Where a picture appears, leave it out; copy everything else in the records exactly.

-- SUPPLIED INFORMATION follows --

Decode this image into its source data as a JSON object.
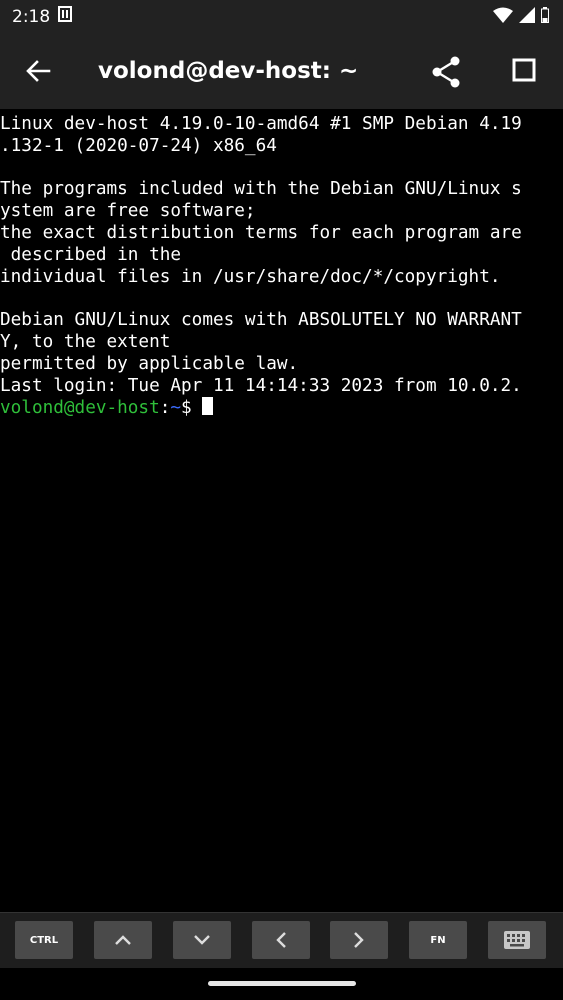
{
  "status_bar": {
    "time": "2:18",
    "icons": [
      "sim-card-icon",
      "wifi-icon",
      "signal-icon",
      "battery-icon"
    ]
  },
  "app_bar": {
    "title": "volond@dev-host: ~",
    "icons": [
      "back-arrow-icon",
      "share-icon",
      "stop-square-icon"
    ]
  },
  "terminal": {
    "lines": [
      "Linux dev-host 4.19.0-10-amd64 #1 SMP Debian 4.19",
      ".132-1 (2020-07-24) x86_64",
      "",
      "The programs included with the Debian GNU/Linux s",
      "ystem are free software;",
      "the exact distribution terms for each program are",
      " described in the",
      "individual files in /usr/share/doc/*/copyright.",
      "",
      "Debian GNU/Linux comes with ABSOLUTELY NO WARRANT",
      "Y, to the extent",
      "permitted by applicable law.",
      "Last login: Tue Apr 11 14:14:33 2023 from 10.0.2."
    ],
    "prompt": {
      "user_host": "volond@dev-host",
      "separator": ":",
      "path": "~",
      "symbol": "$ "
    },
    "colors": {
      "background": "#000000",
      "text": "#ffffff",
      "prompt_user": "#2fbf3a",
      "prompt_path": "#3b6cff"
    }
  },
  "key_bar": {
    "ctrl_label": "CTRL",
    "fn_label": "FN",
    "icons": [
      "chevron-up-icon",
      "chevron-down-icon",
      "chevron-left-icon",
      "chevron-right-icon",
      "keyboard-icon"
    ]
  }
}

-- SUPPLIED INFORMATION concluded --

**SOLUTION**
Decode this image into its source data as a JSON object.
{
  "status_bar": {
    "time": "2:18",
    "icons": [
      "sim-card-icon",
      "wifi-icon",
      "signal-icon",
      "battery-icon"
    ]
  },
  "app_bar": {
    "title": "volond@dev-host: ~",
    "icons": [
      "back-arrow-icon",
      "share-icon",
      "stop-square-icon"
    ]
  },
  "terminal": {
    "lines": [
      "Linux dev-host 4.19.0-10-amd64 #1 SMP Debian 4.19",
      ".132-1 (2020-07-24) x86_64",
      "",
      "The programs included with the Debian GNU/Linux s",
      "ystem are free software;",
      "the exact distribution terms for each program are",
      " described in the",
      "individual files in /usr/share/doc/*/copyright.",
      "",
      "Debian GNU/Linux comes with ABSOLUTELY NO WARRANT",
      "Y, to the extent",
      "permitted by applicable law.",
      "Last login: Tue Apr 11 14:14:33 2023 from 10.0.2."
    ],
    "prompt": {
      "user_host": "volond@dev-host",
      "separator": ":",
      "path": "~",
      "symbol": "$ "
    },
    "colors": {
      "background": "#000000",
      "text": "#ffffff",
      "prompt_user": "#2fbf3a",
      "prompt_path": "#3b6cff"
    }
  },
  "key_bar": {
    "ctrl_label": "CTRL",
    "fn_label": "FN",
    "icons": [
      "chevron-up-icon",
      "chevron-down-icon",
      "chevron-left-icon",
      "chevron-right-icon",
      "keyboard-icon"
    ]
  }
}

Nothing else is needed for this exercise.